In August 1710, the Nottingham Galley set sail for New England. It did not reach its destination, as fierce weather struck and the fourteen men on board were shipwrecked on Boon Island, a sparse 100yd stretch of rock. Without food or adequate shelter, they were uncertain when or if they would be rescued. Two men died of exposure; two more perished in a failed attempt to reach shore. As the situation became more perilous, Captain John Deane gave the order to butcher and eat a deceased member of the crew. This bold decision fended off starvation and sustained the crew until their rescue. John Deane emerged an unlikely hero. But shortly afterwards an alternative version of events began to circulate. The first mate, Christopher Langman, painted Deane as a violent fraudster, a tyrant and an enthusiastic consumer of human flesh. The scandal forced Deane to flee his homeland and begin a life of misadventure that saw him fight as a mercenary for Peter the Great and spy for Robert Walpole.The Shipwreck Cannibals tells the story of a scandalous and grotesque forgotten episode in British maritime history and its bizarre aftermath.
The Shipwreck Cannibals

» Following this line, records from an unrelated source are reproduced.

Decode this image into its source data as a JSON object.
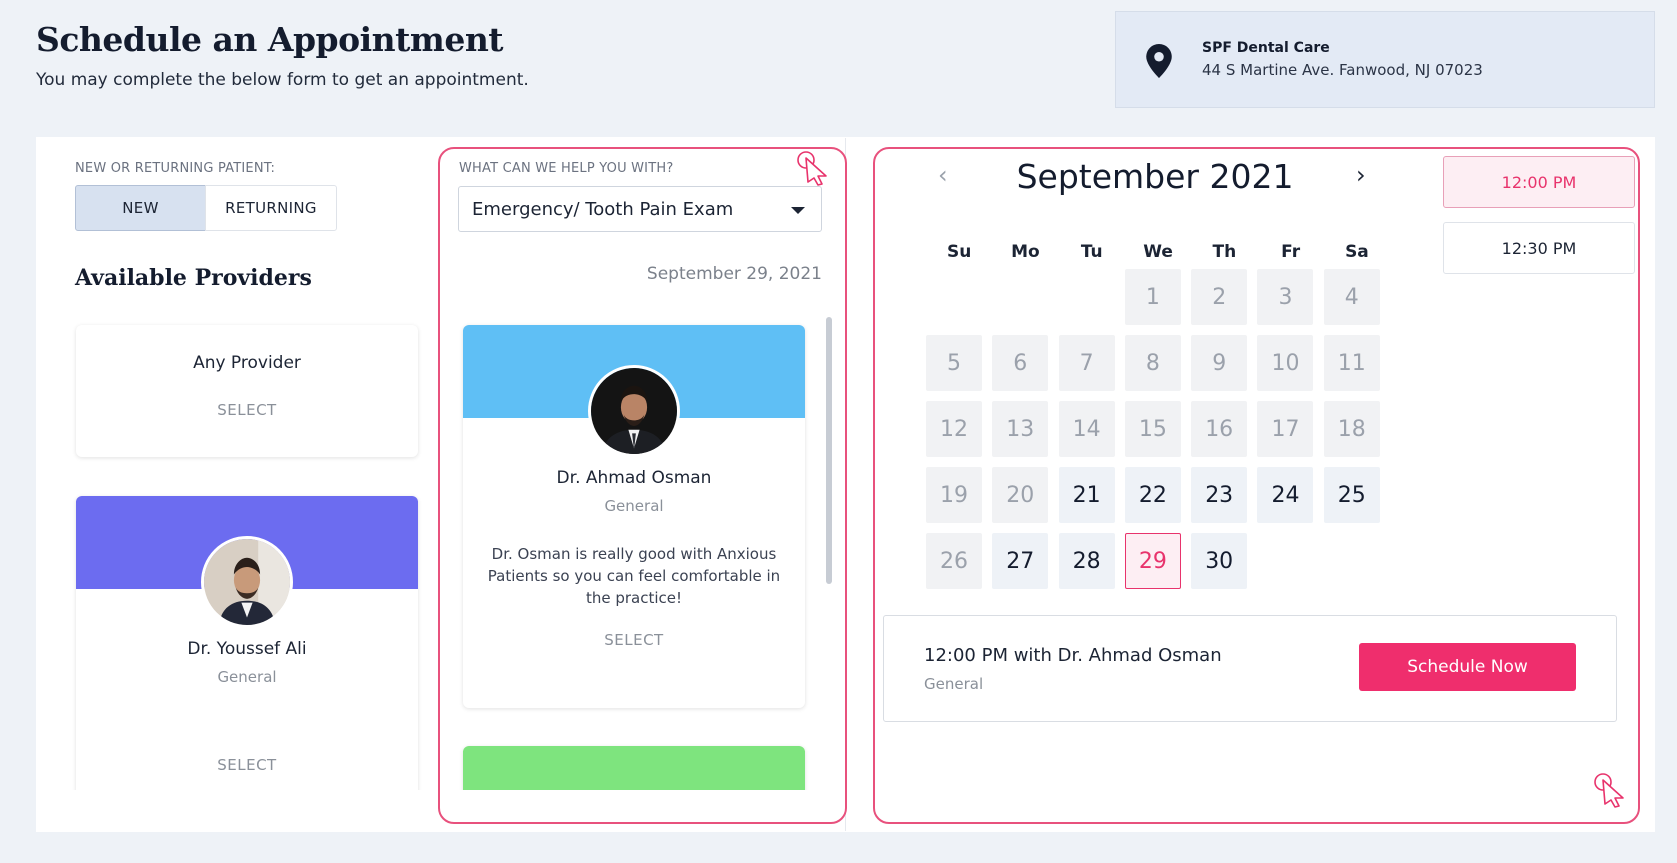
{
  "header": {
    "title": "Schedule an Appointment",
    "subtitle": "You may complete the below form to get an appointment."
  },
  "location": {
    "icon": "map-pin-icon",
    "name": "SPF Dental Care",
    "address": "44 S Martine Ave. Fanwood, NJ 07023"
  },
  "patient_type": {
    "label": "NEW OR RETURNING PATIENT:",
    "options": [
      "NEW",
      "RETURNING"
    ],
    "selected": "NEW"
  },
  "providers": {
    "heading": "Available Providers",
    "any_provider": {
      "name": "Any Provider",
      "select_label": "SELECT"
    },
    "list": [
      {
        "name": "Dr. Youssef Ali",
        "role": "General",
        "select_label": "SELECT",
        "banner_color": "#6c6cf0"
      }
    ]
  },
  "service": {
    "label": "WHAT CAN WE HELP YOU WITH?",
    "selected": "Emergency/ Tooth Pain Exam"
  },
  "date_providers": {
    "date_heading": "September 29, 2021",
    "list": [
      {
        "name": "Dr. Ahmad Osman",
        "role": "General",
        "description": "Dr. Osman is really good with Anxious Patients so you can feel comfortable in the practice!",
        "select_label": "SELECT",
        "banner_color": "#5fbff5"
      },
      {
        "banner_color": "#7ee47e"
      }
    ]
  },
  "calendar": {
    "month_label": "September 2021",
    "prev_icon": "chevron-left-icon",
    "next_icon": "chevron-right-icon",
    "weekdays": [
      "Su",
      "Mo",
      "Tu",
      "We",
      "Th",
      "Fr",
      "Sa"
    ],
    "leading_blanks": 3,
    "days_in_month": 30,
    "first_available": 21,
    "unavailable_after_first": [
      26
    ],
    "selected_day": 29
  },
  "time_slots": [
    {
      "label": "12:00 PM",
      "selected": true
    },
    {
      "label": "12:30 PM",
      "selected": false
    }
  ],
  "summary": {
    "line": "12:00 PM with Dr. Ahmad Osman",
    "role": "General",
    "button_label": "Schedule Now"
  },
  "colors": {
    "accent": "#ef2e6d",
    "panel_border": "#e8517d",
    "background": "#eef2f7",
    "selected_segment": "#d7e1f0"
  }
}
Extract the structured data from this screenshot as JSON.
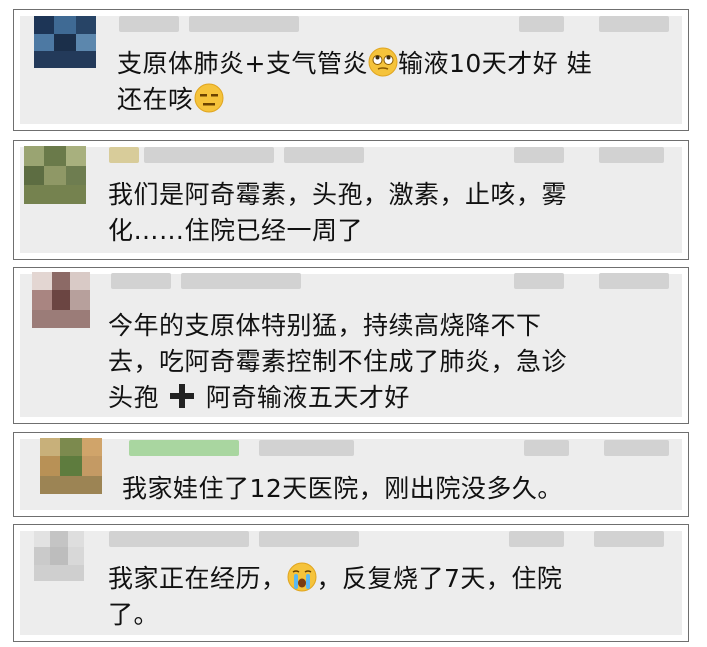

History Press Limited, The
Captain John Deane and the Boon Island Flesh Eating Scandal
Education & Reference /